I intend to prove that consecutive Fibonacci series terms are co-prime using only property of linear combinations, without recourse to $\gcd$ of the first two terms of the series being $1$, or any way to $\gcd$.

My analysis is based on simple fact that in a Fibonacci series, in general a term is reflected thrice, as shown below:

Let the Fibonacci series be having terms at each step of computation denoted by : $F_{n+1} = F_{n} + F_{n-1}$ with the terms being given in a sequence by:

$$ \begin{align} F_{n} =& \ F_{n-1}+ {\overbrace{F_{n-2}}^{\large last}} \\ F_{n-1} =& \ {\overbrace{F_{n-2}}^{\large middle}} + F_{n-3} \\ {\overbrace{F_{n-2}}^{\large first}} =& \ F_{n-3} + F_{n-4} \\ F_{n-3} =& \ F_{n-4} + F_{n-5} \\ & \ ... \\ F_2=& \ 2.F_1 \end{align} $$

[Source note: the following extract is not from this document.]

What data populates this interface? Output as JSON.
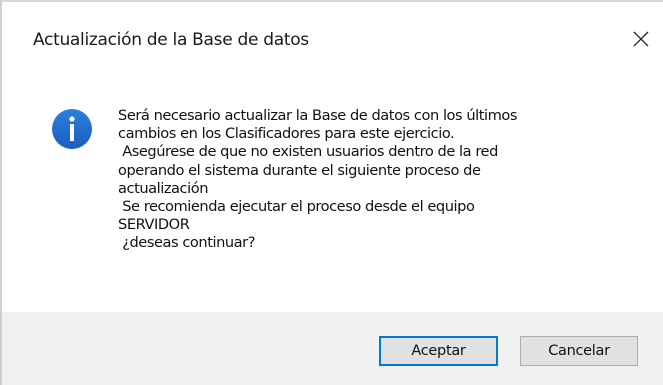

Say, $F_{n-2}$ becomes first, middle and last terms in successive linear combinations. This means that an $even$ term will lead to first time being a 'first term' (as a sum of two odd numbers); then as 'middle term' (as a sum of itself, and $F_{n-3}$, an odd term), with sum on l.h.s., $ F_{n-1}$ being an odd number (as sum of even & odd) ; then finally as a 'last term' with the sum $F_{n}$ being again an odd number, as $F_{n} = 2.F_{n-2} (even) + F_{n-3} (odd)$.

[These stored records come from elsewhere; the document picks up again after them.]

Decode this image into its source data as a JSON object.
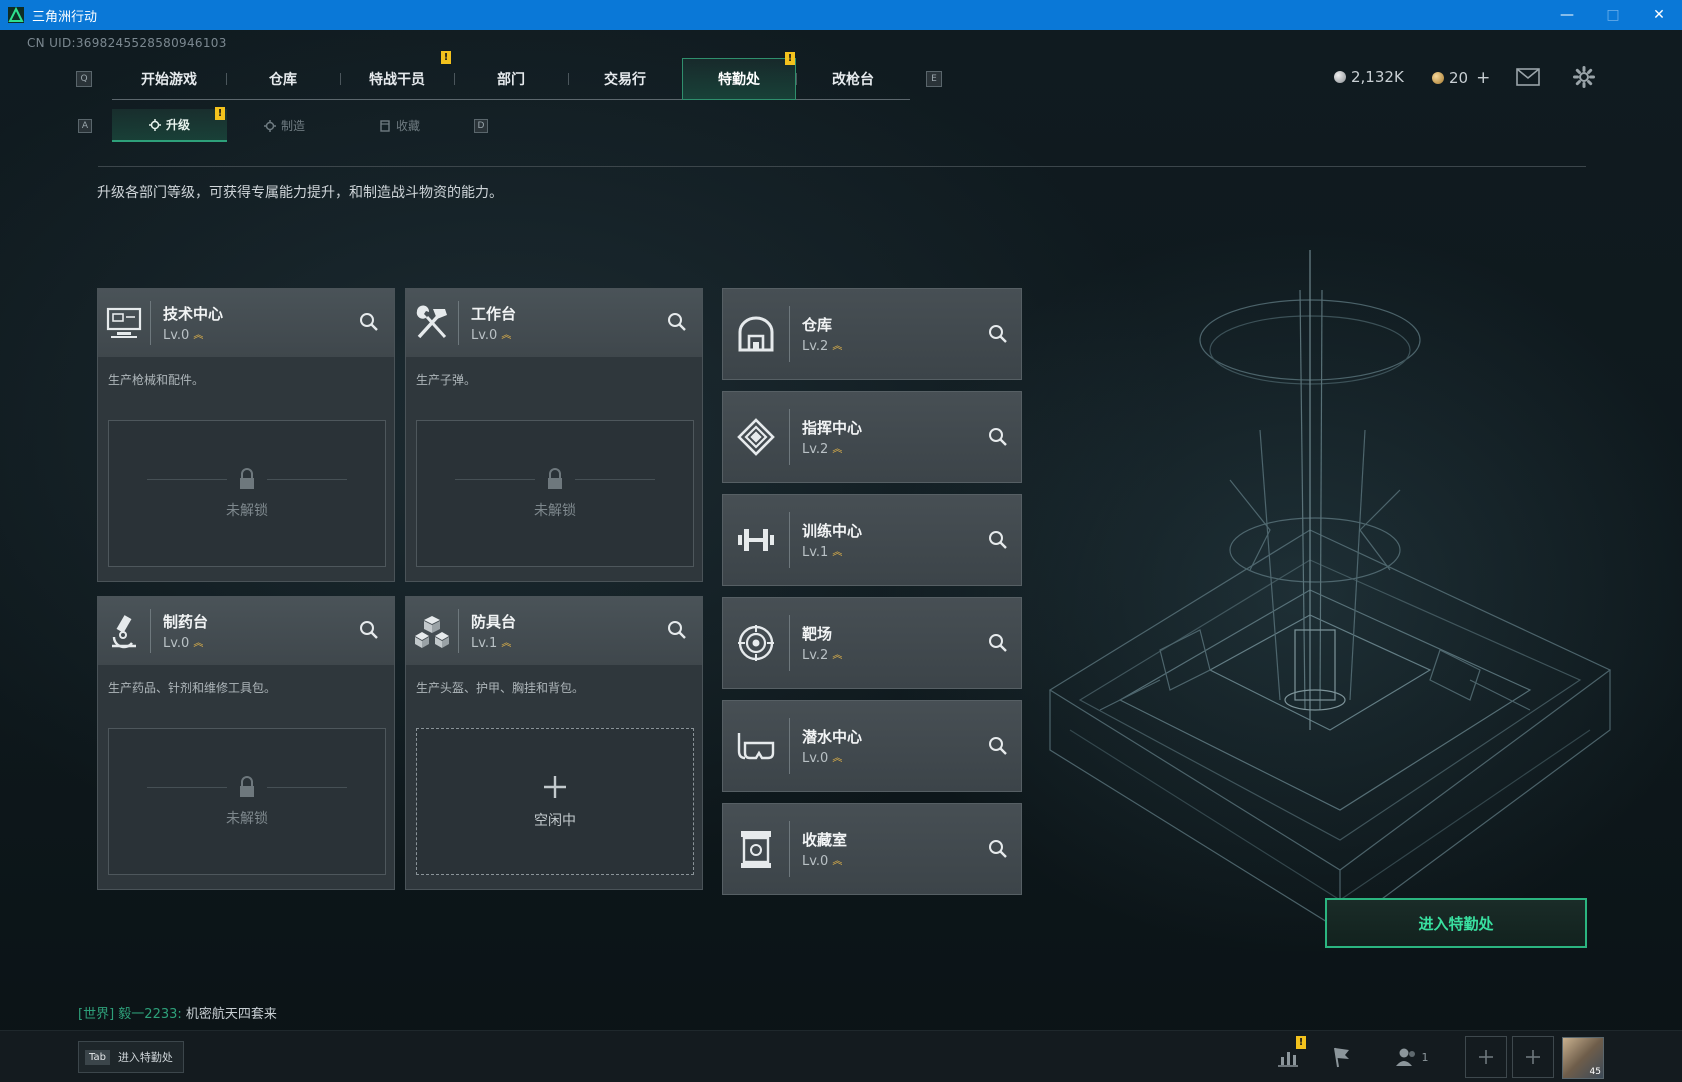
{
  "window": {
    "title": "三角洲行动",
    "minimize": "—",
    "maximize": "□",
    "close": "✕"
  },
  "uid": "CN UID:3698245528580946103",
  "nav": {
    "key_left": "Q",
    "key_right": "E",
    "tabs": [
      {
        "label": "开始游戏"
      },
      {
        "label": "仓库"
      },
      {
        "label": "特战干员",
        "badge": "!"
      },
      {
        "label": "部门"
      },
      {
        "label": "交易行"
      },
      {
        "label": "特勤处",
        "badge": "!",
        "active": true
      },
      {
        "label": "改枪台"
      }
    ]
  },
  "currency": {
    "silver": "2,132K",
    "gold": "20",
    "gold_add": "+"
  },
  "subnav": {
    "key_left": "A",
    "key_right": "D",
    "tabs": [
      {
        "label": "升级",
        "active": true,
        "badge": "!"
      },
      {
        "label": "制造"
      },
      {
        "label": "收藏"
      }
    ]
  },
  "description": "升级各部门等级，可获得专属能力提升，和制造战斗物资的能力。",
  "production": [
    {
      "name": "技术中心",
      "level": "Lv.0",
      "desc": "生产枪械和配件。",
      "slot": "未解锁",
      "state": "locked",
      "icon": "computer-icon"
    },
    {
      "name": "工作台",
      "level": "Lv.0",
      "desc": "生产子弹。",
      "slot": "未解锁",
      "state": "locked",
      "icon": "tools-icon"
    },
    {
      "name": "制药台",
      "level": "Lv.0",
      "desc": "生产药品、针剂和维修工具包。",
      "slot": "未解锁",
      "state": "locked",
      "icon": "microscope-icon"
    },
    {
      "name": "防具台",
      "level": "Lv.1",
      "desc": "生产头盔、护甲、胸挂和背包。",
      "slot": "空闲中",
      "state": "idle",
      "icon": "cubes-icon"
    }
  ],
  "facilities": [
    {
      "name": "仓库",
      "level": "Lv.2",
      "icon": "warehouse-icon"
    },
    {
      "name": "指挥中心",
      "level": "Lv.2",
      "icon": "command-icon"
    },
    {
      "name": "训练中心",
      "level": "Lv.1",
      "icon": "dumbbell-icon"
    },
    {
      "name": "靶场",
      "level": "Lv.2",
      "icon": "target-icon"
    },
    {
      "name": "潜水中心",
      "level": "Lv.0",
      "icon": "diving-mask-icon"
    },
    {
      "name": "收藏室",
      "level": "Lv.0",
      "icon": "collection-icon"
    }
  ],
  "enter_button": "进入特勤处",
  "chat": {
    "channel": "[世界]",
    "user": "毅一2233:",
    "message": "机密航天四套来"
  },
  "bottom": {
    "tab_key": "Tab",
    "tab_label": "进入特勤处",
    "squad_count": "1",
    "avatar_level": "45",
    "stats_badge": "!"
  },
  "colors": {
    "accent_green": "#2ea07a",
    "badge_yellow": "#f3c21d",
    "titlebar_blue": "#0a78d7"
  }
}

Definitely, odd and even terms are co-prime, but if some more polished explanation is offered by the property of linear combinations.